Listed records: Begin
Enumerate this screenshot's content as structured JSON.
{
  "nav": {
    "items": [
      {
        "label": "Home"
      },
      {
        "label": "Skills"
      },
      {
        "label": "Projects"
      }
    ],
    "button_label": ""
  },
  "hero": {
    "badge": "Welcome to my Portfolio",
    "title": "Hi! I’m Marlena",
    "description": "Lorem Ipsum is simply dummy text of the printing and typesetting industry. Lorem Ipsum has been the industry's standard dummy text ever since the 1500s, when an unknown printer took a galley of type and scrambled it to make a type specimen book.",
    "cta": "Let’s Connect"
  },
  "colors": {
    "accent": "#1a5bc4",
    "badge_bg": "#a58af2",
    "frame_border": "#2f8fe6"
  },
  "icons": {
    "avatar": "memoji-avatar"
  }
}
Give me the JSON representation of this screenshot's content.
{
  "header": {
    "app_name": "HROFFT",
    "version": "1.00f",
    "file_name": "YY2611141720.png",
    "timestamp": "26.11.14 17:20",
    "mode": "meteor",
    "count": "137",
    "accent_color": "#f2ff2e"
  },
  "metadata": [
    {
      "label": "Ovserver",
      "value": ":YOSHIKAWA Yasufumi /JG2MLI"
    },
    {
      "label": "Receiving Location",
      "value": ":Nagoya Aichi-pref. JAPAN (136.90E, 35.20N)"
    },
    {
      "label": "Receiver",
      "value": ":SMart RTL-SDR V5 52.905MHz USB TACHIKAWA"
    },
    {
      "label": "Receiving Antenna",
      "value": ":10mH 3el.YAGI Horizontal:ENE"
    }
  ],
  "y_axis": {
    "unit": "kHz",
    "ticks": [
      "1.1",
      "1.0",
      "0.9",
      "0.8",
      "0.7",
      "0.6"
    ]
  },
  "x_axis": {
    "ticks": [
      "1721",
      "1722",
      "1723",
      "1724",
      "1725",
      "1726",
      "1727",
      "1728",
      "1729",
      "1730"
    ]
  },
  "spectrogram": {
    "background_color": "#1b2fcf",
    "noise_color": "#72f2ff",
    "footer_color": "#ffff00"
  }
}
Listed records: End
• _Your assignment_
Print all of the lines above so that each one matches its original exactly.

• _Answer area_
Enumerate this screenshot's content as structured JSON.
{
  "nav": {
    "items": [
      {
        "label": "Home"
      },
      {
        "label": "Skills"
      },
      {
        "label": "Projects"
      }
    ],
    "button_label": ""
  },
  "hero": {
    "badge": "Welcome to my Portfolio",
    "title": "Hi! I’m Marlena",
    "description": "Lorem Ipsum is simply dummy text of the printing and typesetting industry. Lorem Ipsum has been the industry's standard dummy text ever since the 1500s, when an unknown printer took a galley of type and scrambled it to make a type specimen book.",
    "cta": "Let’s Connect"
  },
  "colors": {
    "accent": "#1a5bc4",
    "badge_bg": "#a58af2",
    "frame_border": "#2f8fe6"
  },
  "icons": {
    "avatar": "memoji-avatar"
  }
}
Give me the JSON representation of this screenshot's content.
{
  "header": {
    "app_name": "HROFFT",
    "version": "1.00f",
    "file_name": "YY2611141720.png",
    "timestamp": "26.11.14 17:20",
    "mode": "meteor",
    "count": "137",
    "accent_color": "#f2ff2e"
  },
  "metadata": [
    {
      "label": "Ovserver",
      "value": ":YOSHIKAWA Yasufumi /JG2MLI"
    },
    {
      "label": "Receiving Location",
      "value": ":Nagoya Aichi-pref. JAPAN (136.90E, 35.20N)"
    },
    {
      "label": "Receiver",
      "value": ":SMart RTL-SDR V5 52.905MHz USB TACHIKAWA"
    },
    {
      "label": "Receiving Antenna",
      "value": ":10mH 3el.YAGI Horizontal:ENE"
    }
  ],
  "y_axis": {
    "unit": "kHz",
    "ticks": [
      "1.1",
      "1.0",
      "0.9",
      "0.8",
      "0.7",
      "0.6"
    ]
  },
  "x_axis": {
    "ticks": [
      "1721",
      "1722",
      "1723",
      "1724",
      "1725",
      "1726",
      "1727",
      "1728",
      "1729",
      "1730"
    ]
  },
  "spectrogram": {
    "background_color": "#1b2fcf",
    "noise_color": "#72f2ff",
    "footer_color": "#ffff00"
  }
}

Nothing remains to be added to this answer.